Sadly, I think pornography and some forms of Erotica do perpetuate a lot of myths about trans people and how we view our bodies. From the sexualisation of trans women as lewd, subservient sex slaves, to trans men being perceived as gay bottoms whose sole purpose is to give pleasure rather than receive it, there is a whole lot wrong with the porn world.

But, I hate to end on a downer. There are a lot of successful and rising authors who are writing fiction about trans characters that treats us with respect, and approaches the idea of sex with a trans person in a non-fetish fashion. More own voices authors are releasing novels with characters that are realistic and human, not a fetishisation or something based on old myths, and more trans authors are finding popularity every day. As with all minorities, it can be hard to get our voices heard and to educate the majority on how we experience life every day, not just in the bedroom. My duty as a trans author is to write stories that stay true to the characters I have and to treat them with respect too, because even though they are fictional, people out there might pick up my work and discover parts of their own life stories mirrored in the text. I will always touch on harsh and sensitive subjects when it comes to writing own voice fiction, and not just because the Horror genre affords me that, but because those subjects are a part of my personal experience.

For now, though, I’m going to leave sex out of the equation, and focus on the blood and guts instead.

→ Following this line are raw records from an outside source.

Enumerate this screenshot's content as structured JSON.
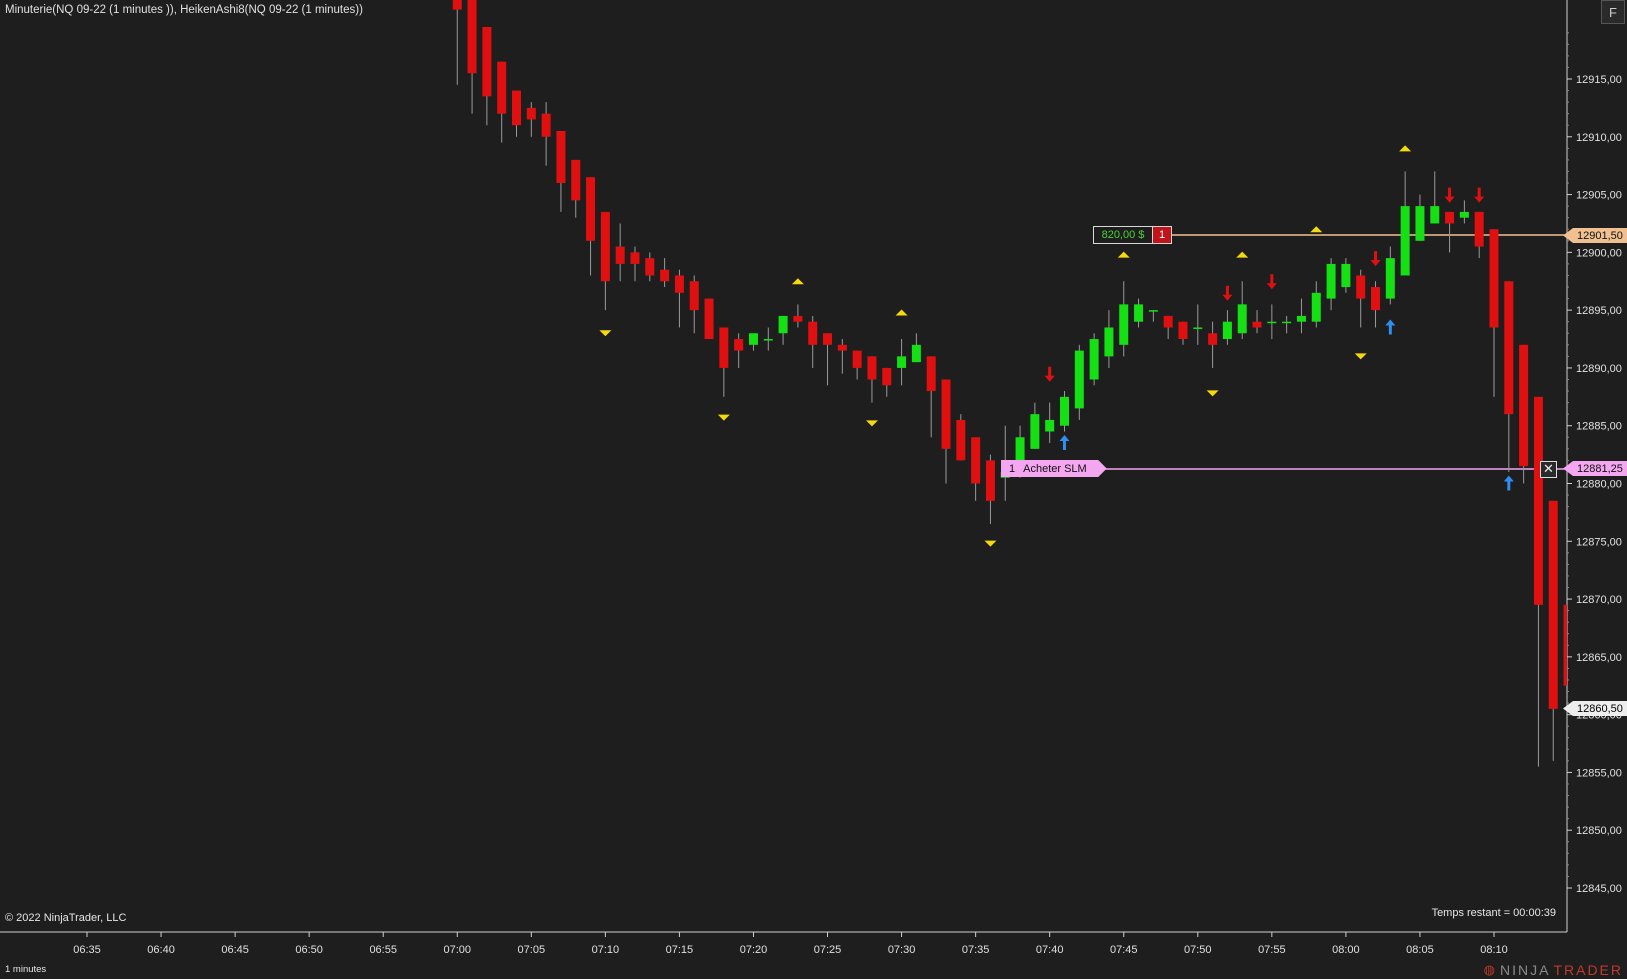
{
  "header": {
    "title": "Minuterie(NQ 09-22 (1 minutes )), HeikenAshi8(NQ 09-22 (1 minutes))",
    "f_button": "F"
  },
  "footer": {
    "copyright": "© 2022 NinjaTrader, LLC",
    "remaining": "Temps restant = 00:00:39",
    "interval": "1 minutes",
    "brand_ninja": "NINJA",
    "brand_trader": "TRADER"
  },
  "position": {
    "pnl": "820,00 $",
    "qty": "1",
    "price": 12901.5,
    "price_label": "12901,50"
  },
  "order": {
    "qty": "1",
    "label": "Acheter SLM",
    "price": 12881.25,
    "price_label": "12881,25"
  },
  "last_price": {
    "price": 12860.5,
    "label": "12860,50"
  },
  "colors": {
    "background": "#1e1e1e",
    "up": "#14e014",
    "down": "#e01010",
    "wick": "#9a9a9a",
    "position_line": "#f0c090",
    "order_line": "#f4a6f0",
    "marker_yellow": "#f5d90a",
    "arrow_blue": "#2f8ff0",
    "arrow_red": "#e01010"
  },
  "chart_data": {
    "type": "candlestick",
    "ylim": [
      12841,
      12922
    ],
    "y_ticks": [
      "12915,00",
      "12910,00",
      "12905,00",
      "12900,00",
      "12895,00",
      "12890,00",
      "12885,00",
      "12880,00",
      "12875,00",
      "12870,00",
      "12865,00",
      "12860,00",
      "12855,00",
      "12850,00",
      "12845,00"
    ],
    "y_tick_values": [
      12915,
      12910,
      12905,
      12900,
      12895,
      12890,
      12885,
      12880,
      12875,
      12870,
      12865,
      12860,
      12855,
      12850,
      12845
    ],
    "x_ticks": [
      "06:35",
      "06:40",
      "06:45",
      "06:50",
      "06:55",
      "07:00",
      "07:05",
      "07:10",
      "07:15",
      "07:20",
      "07:25",
      "07:30",
      "07:35",
      "07:40",
      "07:45",
      "07:50",
      "07:55",
      "08:00",
      "08:05",
      "08:10"
    ],
    "x_tick_minutes": [
      395,
      400,
      405,
      410,
      415,
      420,
      425,
      430,
      435,
      440,
      445,
      450,
      455,
      460,
      465,
      470,
      475,
      480,
      485,
      490
    ],
    "grid": false,
    "candles": [
      {
        "t": 420,
        "o": 12925.0,
        "h": 12925.0,
        "l": 12914.5,
        "c": 12921.0
      },
      {
        "t": 421,
        "o": 12925.0,
        "h": 12925.0,
        "l": 12912.0,
        "c": 12915.5
      },
      {
        "t": 422,
        "o": 12919.5,
        "h": 12919.5,
        "l": 12911.0,
        "c": 12913.5
      },
      {
        "t": 423,
        "o": 12916.5,
        "h": 12916.5,
        "l": 12909.5,
        "c": 12912.0
      },
      {
        "t": 424,
        "o": 12914.0,
        "h": 12914.0,
        "l": 12910.0,
        "c": 12911.0
      },
      {
        "t": 425,
        "o": 12912.5,
        "h": 12913.0,
        "l": 12910.0,
        "c": 12911.5
      },
      {
        "t": 426,
        "o": 12912.0,
        "h": 12913.0,
        "l": 12907.5,
        "c": 12910.0
      },
      {
        "t": 427,
        "o": 12910.5,
        "h": 12910.5,
        "l": 12903.5,
        "c": 12906.0
      },
      {
        "t": 428,
        "o": 12908.0,
        "h": 12908.0,
        "l": 12903.0,
        "c": 12904.5
      },
      {
        "t": 429,
        "o": 12906.5,
        "h": 12906.5,
        "l": 12898.0,
        "c": 12901.0
      },
      {
        "t": 430,
        "o": 12903.5,
        "h": 12903.5,
        "l": 12895.0,
        "c": 12897.5
      },
      {
        "t": 431,
        "o": 12900.5,
        "h": 12902.5,
        "l": 12897.5,
        "c": 12899.0
      },
      {
        "t": 432,
        "o": 12900.0,
        "h": 12900.5,
        "l": 12897.5,
        "c": 12899.0
      },
      {
        "t": 433,
        "o": 12899.5,
        "h": 12900.0,
        "l": 12897.5,
        "c": 12898.0
      },
      {
        "t": 434,
        "o": 12898.5,
        "h": 12899.5,
        "l": 12897.0,
        "c": 12897.5
      },
      {
        "t": 435,
        "o": 12898.0,
        "h": 12898.5,
        "l": 12893.5,
        "c": 12896.5
      },
      {
        "t": 436,
        "o": 12897.5,
        "h": 12898.0,
        "l": 12893.0,
        "c": 12895.0
      },
      {
        "t": 437,
        "o": 12896.0,
        "h": 12896.0,
        "l": 12892.5,
        "c": 12892.5
      },
      {
        "t": 438,
        "o": 12893.5,
        "h": 12893.5,
        "l": 12887.5,
        "c": 12890.0
      },
      {
        "t": 439,
        "o": 12892.5,
        "h": 12893.0,
        "l": 12890.0,
        "c": 12891.5
      },
      {
        "t": 440,
        "o": 12892.0,
        "h": 12893.0,
        "l": 12891.5,
        "c": 12893.0
      },
      {
        "t": 441,
        "o": 12892.5,
        "h": 12893.5,
        "l": 12891.5,
        "c": 12892.5
      },
      {
        "t": 442,
        "o": 12893.0,
        "h": 12894.5,
        "l": 12892.0,
        "c": 12894.5
      },
      {
        "t": 443,
        "o": 12894.5,
        "h": 12895.5,
        "l": 12893.5,
        "c": 12894.0
      },
      {
        "t": 444,
        "o": 12894.0,
        "h": 12894.5,
        "l": 12890.0,
        "c": 12892.0
      },
      {
        "t": 445,
        "o": 12893.0,
        "h": 12893.0,
        "l": 12888.5,
        "c": 12892.0
      },
      {
        "t": 446,
        "o": 12892.0,
        "h": 12892.5,
        "l": 12889.5,
        "c": 12891.5
      },
      {
        "t": 447,
        "o": 12891.5,
        "h": 12891.5,
        "l": 12889.0,
        "c": 12890.0
      },
      {
        "t": 448,
        "o": 12891.0,
        "h": 12891.0,
        "l": 12887.0,
        "c": 12889.0
      },
      {
        "t": 449,
        "o": 12890.0,
        "h": 12890.0,
        "l": 12887.5,
        "c": 12888.5
      },
      {
        "t": 450,
        "o": 12890.0,
        "h": 12892.5,
        "l": 12888.5,
        "c": 12891.0
      },
      {
        "t": 451,
        "o": 12890.5,
        "h": 12893.0,
        "l": 12890.5,
        "c": 12892.0
      },
      {
        "t": 452,
        "o": 12891.0,
        "h": 12891.0,
        "l": 12884.0,
        "c": 12888.0
      },
      {
        "t": 453,
        "o": 12889.0,
        "h": 12889.0,
        "l": 12880.0,
        "c": 12883.0
      },
      {
        "t": 454,
        "o": 12885.5,
        "h": 12886.0,
        "l": 12882.0,
        "c": 12882.0
      },
      {
        "t": 455,
        "o": 12884.0,
        "h": 12884.0,
        "l": 12878.5,
        "c": 12880.0
      },
      {
        "t": 456,
        "o": 12882.0,
        "h": 12882.5,
        "l": 12876.5,
        "c": 12878.5
      },
      {
        "t": 457,
        "o": 12880.5,
        "h": 12885.0,
        "l": 12878.5,
        "c": 12881.0
      },
      {
        "t": 458,
        "o": 12881.0,
        "h": 12885.0,
        "l": 12880.5,
        "c": 12884.0
      },
      {
        "t": 459,
        "o": 12883.0,
        "h": 12887.0,
        "l": 12883.0,
        "c": 12886.0
      },
      {
        "t": 460,
        "o": 12884.5,
        "h": 12887.0,
        "l": 12883.5,
        "c": 12885.5
      },
      {
        "t": 461,
        "o": 12885.0,
        "h": 12888.0,
        "l": 12884.5,
        "c": 12887.5
      },
      {
        "t": 462,
        "o": 12886.5,
        "h": 12892.0,
        "l": 12885.5,
        "c": 12891.5
      },
      {
        "t": 463,
        "o": 12889.0,
        "h": 12893.0,
        "l": 12888.5,
        "c": 12892.5
      },
      {
        "t": 464,
        "o": 12891.0,
        "h": 12895.0,
        "l": 12890.0,
        "c": 12893.5
      },
      {
        "t": 465,
        "o": 12892.0,
        "h": 12897.5,
        "l": 12891.0,
        "c": 12895.5
      },
      {
        "t": 466,
        "o": 12894.0,
        "h": 12896.0,
        "l": 12893.5,
        "c": 12895.5
      },
      {
        "t": 467,
        "o": 12895.0,
        "h": 12895.0,
        "l": 12894.0,
        "c": 12895.0
      },
      {
        "t": 468,
        "o": 12894.5,
        "h": 12894.5,
        "l": 12892.5,
        "c": 12893.5
      },
      {
        "t": 469,
        "o": 12894.0,
        "h": 12894.0,
        "l": 12892.0,
        "c": 12892.5
      },
      {
        "t": 470,
        "o": 12893.5,
        "h": 12895.5,
        "l": 12892.0,
        "c": 12893.5
      },
      {
        "t": 471,
        "o": 12893.0,
        "h": 12894.0,
        "l": 12890.0,
        "c": 12892.0
      },
      {
        "t": 472,
        "o": 12892.5,
        "h": 12895.0,
        "l": 12892.0,
        "c": 12894.0
      },
      {
        "t": 473,
        "o": 12893.0,
        "h": 12897.5,
        "l": 12892.5,
        "c": 12895.5
      },
      {
        "t": 474,
        "o": 12894.0,
        "h": 12895.0,
        "l": 12893.0,
        "c": 12893.5
      },
      {
        "t": 475,
        "o": 12894.0,
        "h": 12895.5,
        "l": 12892.5,
        "c": 12894.0
      },
      {
        "t": 476,
        "o": 12894.0,
        "h": 12894.5,
        "l": 12893.0,
        "c": 12894.0
      },
      {
        "t": 477,
        "o": 12894.0,
        "h": 12896.0,
        "l": 12893.0,
        "c": 12894.5
      },
      {
        "t": 478,
        "o": 12894.0,
        "h": 12897.5,
        "l": 12893.5,
        "c": 12896.5
      },
      {
        "t": 479,
        "o": 12896.0,
        "h": 12899.5,
        "l": 12895.0,
        "c": 12899.0
      },
      {
        "t": 480,
        "o": 12897.0,
        "h": 12899.5,
        "l": 12896.5,
        "c": 12899.0
      },
      {
        "t": 481,
        "o": 12898.0,
        "h": 12898.5,
        "l": 12893.5,
        "c": 12896.0
      },
      {
        "t": 482,
        "o": 12897.0,
        "h": 12897.5,
        "l": 12893.5,
        "c": 12895.0
      },
      {
        "t": 483,
        "o": 12896.0,
        "h": 12900.5,
        "l": 12895.5,
        "c": 12899.5
      },
      {
        "t": 484,
        "o": 12898.0,
        "h": 12907.0,
        "l": 12898.0,
        "c": 12904.0
      },
      {
        "t": 485,
        "o": 12901.0,
        "h": 12905.0,
        "l": 12901.0,
        "c": 12904.0
      },
      {
        "t": 486,
        "o": 12902.5,
        "h": 12907.0,
        "l": 12902.5,
        "c": 12904.0
      },
      {
        "t": 487,
        "o": 12903.5,
        "h": 12903.5,
        "l": 12900.0,
        "c": 12902.5
      },
      {
        "t": 488,
        "o": 12903.0,
        "h": 12904.5,
        "l": 12902.5,
        "c": 12903.5
      },
      {
        "t": 489,
        "o": 12903.5,
        "h": 12903.5,
        "l": 12899.5,
        "c": 12900.5
      },
      {
        "t": 490,
        "o": 12902.0,
        "h": 12902.0,
        "l": 12887.5,
        "c": 12893.5
      },
      {
        "t": 491,
        "o": 12897.5,
        "h": 12897.5,
        "l": 12881.0,
        "c": 12886.0
      },
      {
        "t": 492,
        "o": 12892.0,
        "h": 12892.0,
        "l": 12880.0,
        "c": 12881.5
      },
      {
        "t": 493,
        "o": 12887.5,
        "h": 12887.5,
        "l": 12855.5,
        "c": 12869.5
      },
      {
        "t": 494,
        "o": 12878.5,
        "h": 12878.5,
        "l": 12856.0,
        "c": 12860.5
      },
      {
        "t": 495,
        "o": 12869.5,
        "h": 12869.5,
        "l": 12859.5,
        "c": 12862.5
      }
    ],
    "markers_up_yellow": [
      {
        "t": 443,
        "price": 12897.5
      },
      {
        "t": 450,
        "price": 12894.8
      },
      {
        "t": 465,
        "price": 12899.8
      },
      {
        "t": 473,
        "price": 12899.8
      },
      {
        "t": 478,
        "price": 12902.0
      },
      {
        "t": 484,
        "price": 12909.0
      }
    ],
    "markers_down_yellow": [
      {
        "t": 430,
        "price": 12893.0
      },
      {
        "t": 438,
        "price": 12885.7
      },
      {
        "t": 448,
        "price": 12885.2
      },
      {
        "t": 456,
        "price": 12874.8
      },
      {
        "t": 471,
        "price": 12887.8
      },
      {
        "t": 481,
        "price": 12891.0
      }
    ],
    "arrows_up_blue": [
      {
        "t": 461,
        "price": 12883.5
      },
      {
        "t": 483,
        "price": 12893.5
      },
      {
        "t": 491,
        "price": 12880.0
      }
    ],
    "arrows_down_red": [
      {
        "t": 460,
        "price": 12889.5
      },
      {
        "t": 472,
        "price": 12896.5
      },
      {
        "t": 475,
        "price": 12897.5
      },
      {
        "t": 482,
        "price": 12899.5
      },
      {
        "t": 487,
        "price": 12905.0
      },
      {
        "t": 489,
        "price": 12905.0
      }
    ]
  }
}
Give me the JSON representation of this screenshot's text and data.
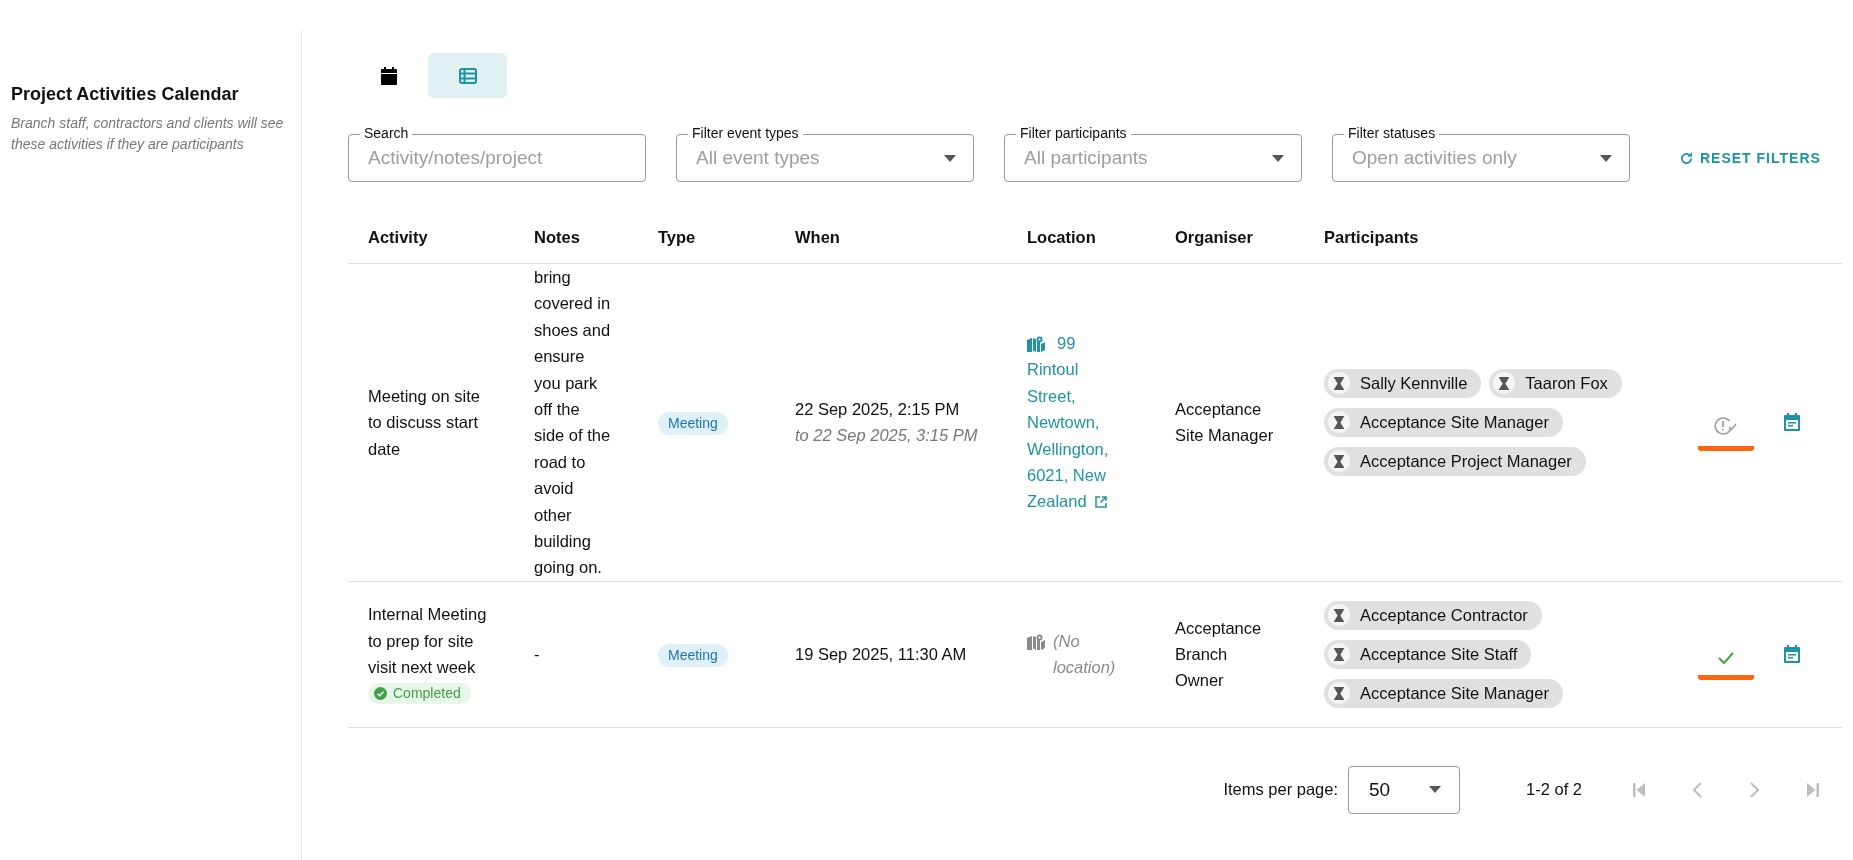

At least everybody looks the same on the inside!



Witcheskin and Rough Sleepers, both set in the Lunar Shadows verse, are two very different but closely entwined stories set in the lush wilds of rural Wales and the harsh gritty inner city of South West England. Two very different main characters and two very different mysteries to be solved. Both are a blend of horror, urban fantasy and LGBTQ+ romance, with colourful supporting casts and complex villains whose motives are driven by their basic human natures.

They have own-voices trans and queer representation, and both books are standalones, but set in the same universe.

Synopsis for Witcheskin:

Following the disappearance of his father, keen photographer Owen returns to the Welsh village where his parents grew up to live with his mother and her boyfriend. Despite being born in Wales and having been raised in England, Owen feels like an outcast, and the villagers are unfriendly. He soon discovers an epidemic of cattle mutilations that have been spreading through the countryside like a rash and, determined to discover the cause, he takes up his camera and starts snapping pictures.

While pursuing the mystery, he meets Maredudd, an old friend of his parents of whom they had never spoken, and Owen can’t help but feel drawn to him. Maredudd seems to know more about the mutilations than the other villagers are willing to admit, and even more about the supposed death of Owen’s father than his own mother does. Maredudd shows Owen things he never thought possible, and Owen soon finds himself at the centre of the kind of folk tale only his father could dream of.

Synopsis for Rough Sleepers:

Leon, drag performer and club owner, is attacked by a werewolf one night and loses an arm—and more, after massacring his club guests. Now homeless and tormented by nightmares, he runs away from everything he knows.

Eventually, he meets Ceri, who invites Leon to live with him above a shop owned by a woman who lost her husband and son to a werewolf attack. She and Ceri are still hunting the unknown perpetrator, and Leon gladly lends his own assistance, eager to atone for his bloody past in the hopes he might one day be able to have a home and family again…


Nem Rowan lives in Sweden with his wife and their girlfriend. He loves reading non-fiction and is fascinated by True Crime and unsolved mysteries, especially missing persons cases and serial killers. Nem is also well-read in mythology and folk tales, particularly British and European folklore. He is a huge fan of Horror movies and Retrowave music.

Nem started writing when he was 11 years old and since then, he’s never looked back. Romance has always been his favourite genre after inheriting a box of Mills & Boon novels from his grandma, but being a Horror fan, there is always some way for him to work in a bit of that to make sure things don’t get too mushy.